Experimental Injection May Protect Against Peanut Allergy
THURSDAY, Nov. 14, 2019 (HealthDay News) -- People with peanut allergy must be constantly vigilant to avoid a life-threatening allergic reaction. But researchers report that a new drug injection might offer at least temporary protection against the most severe reactions.
Just one shot of an experimental antibody treatment allowed people with severe peanut allergy to eat about one peanut's worth of peanut protein two weeks later, the study found.
The drug is like "a protective blanket" shielding people from accidental peanut exposure, said study senior author Dr. Kari Nadeau, director of the Sean N. Parker Center for Allergy and Asthma Research at Stanford University in California.
Peanut allergy affects an estimated 2.5% of American children, and that number has risen sharply over the past decade, according to the American College of Allergy, Asthma and Immunology (ACAAI).
Children and adults with a peanut allergy are at risk of having a sudden and severe allergic reaction (anaphylaxis) that can be life-threatening if they consume even small amounts of peanuts.
The problem is that peanuts are in many foods, such as candy, cereal, baked goods, sauces, marinades and even in ice cream, according to the ACAAI.

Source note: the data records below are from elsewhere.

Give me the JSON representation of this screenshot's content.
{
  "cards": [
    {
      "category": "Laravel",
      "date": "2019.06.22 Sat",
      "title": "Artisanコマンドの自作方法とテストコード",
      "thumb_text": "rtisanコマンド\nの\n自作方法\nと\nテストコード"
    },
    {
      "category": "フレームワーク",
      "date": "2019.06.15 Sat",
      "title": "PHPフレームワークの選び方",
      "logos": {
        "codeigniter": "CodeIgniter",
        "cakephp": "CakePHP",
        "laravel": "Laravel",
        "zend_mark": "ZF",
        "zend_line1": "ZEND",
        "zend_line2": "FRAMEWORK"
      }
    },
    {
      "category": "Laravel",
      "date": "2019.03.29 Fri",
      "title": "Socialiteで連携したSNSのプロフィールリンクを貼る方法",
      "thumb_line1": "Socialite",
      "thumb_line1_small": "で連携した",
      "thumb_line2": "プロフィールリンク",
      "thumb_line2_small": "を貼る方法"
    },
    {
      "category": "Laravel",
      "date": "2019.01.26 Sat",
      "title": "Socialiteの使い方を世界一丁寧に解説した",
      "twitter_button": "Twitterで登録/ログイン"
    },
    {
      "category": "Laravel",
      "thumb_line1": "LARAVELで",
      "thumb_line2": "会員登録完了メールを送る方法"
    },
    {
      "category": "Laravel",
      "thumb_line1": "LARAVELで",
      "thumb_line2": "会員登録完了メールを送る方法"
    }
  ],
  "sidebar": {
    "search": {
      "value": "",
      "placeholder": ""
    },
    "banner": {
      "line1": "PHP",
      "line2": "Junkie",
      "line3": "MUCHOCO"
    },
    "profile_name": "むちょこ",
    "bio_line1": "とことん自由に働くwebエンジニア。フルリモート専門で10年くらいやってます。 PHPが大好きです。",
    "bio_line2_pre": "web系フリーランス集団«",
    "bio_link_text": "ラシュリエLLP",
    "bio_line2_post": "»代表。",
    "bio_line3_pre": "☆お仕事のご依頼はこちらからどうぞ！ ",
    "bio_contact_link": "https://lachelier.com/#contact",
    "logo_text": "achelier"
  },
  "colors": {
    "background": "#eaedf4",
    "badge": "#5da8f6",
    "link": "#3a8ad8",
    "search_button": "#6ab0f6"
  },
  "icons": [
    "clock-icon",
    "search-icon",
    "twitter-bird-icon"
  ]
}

That means people with peanut allergies have to be extra-careful about what they eat at home, and often have to limit the places they'll eat at away from home. For example, many Asian foods are made with peanuts or peanut sauces, and possibly fried in peanut oil.
Besides avoiding foods with peanuts, the only current treatment for peanut allergy is oral immunotherapy. This treatment requires people to eat tiny bits of the food they're allergic to at their doctor's office. The amount of the offending food is increased over time. Treatment can take six months to a year, and they're at risk of an allergic reaction during the process, the study authors explained.
The drug tested in the trial works in a different way. Called etokimab, the drug interferes with the action of a substance called interleukin-33 (IL-33). IL-33 triggers a cascading response that causes an allergic reaction when exposed to an allergen, such as a peanut.
The researchers tested the new medication on 15 adults with a severe peanut allergy. They were given a single injection of etokimab. Another five people with severe peanut allergies received a placebo injection.
Fifteen days later, they all consumed a small amount of peanut protein under medical supervision. They were given the food challenge again 45 days after the drug injection.
At 15 days, 73% of those treated were able to eat the equivalent of protein from one peanut. By day 45, just 57% who received the drug were able to pass the food challenges. People given the placebo couldn't tolerate the peanut protein at either time.
"We were surprised to see an effect that was so dramatic," Nadeau said.
Because this was a small, phase 2 clinical trial, Nadeau said larger studies that include younger patients and patients from more than one medical center are still needed.
A lot of questions remain, too. For example, is there an additive effect after more than one shot? Will the drug last a different amount of time for different people? And does it work for other types of food allergies? Nadeau said in theory, it should work for other food allergies as well.
The new medication appeared to be well-tolerated, and no serious side effects were reported.
The drug has also shown promise in treating asthma, Nadeau said.
Dr. Noah Stern is chief of otolaryngology at DMC Harper University Hospital in Detroit. He said though the study is "exciting and important, it's really just a starting point." He was not involved with the research.
"Food allergies are becoming more and more common, so we need many tools to treat food allergies, and this study seems to show this drug might be a good tool for treating peanut allergy," Stern said. But he added that the study was small and the drug is not available outside of clinical trials.
Cost is another concern, he pointed out. Biologic drugs like this can cost thousands of dollars a month.
Results of the study were published Nov. 14 in the journal JCI Insight.
Read more about potential new treatments for peanut allergy from the American College of Allergy, Asthma and Immunology.
SOURCES: Kari Nadeau, M.D., Ph.D.,
Naddisy Foundation Professor of Medicine and Pediatrics, and director, Sean N. Parker Center for Allergy and Asthma Research, Stanford University, California; Noah Stern, D.O., chief, otolaryngology, DMC Harper University Hospital, Detroit; Nov. 14, 2019, JCI Insight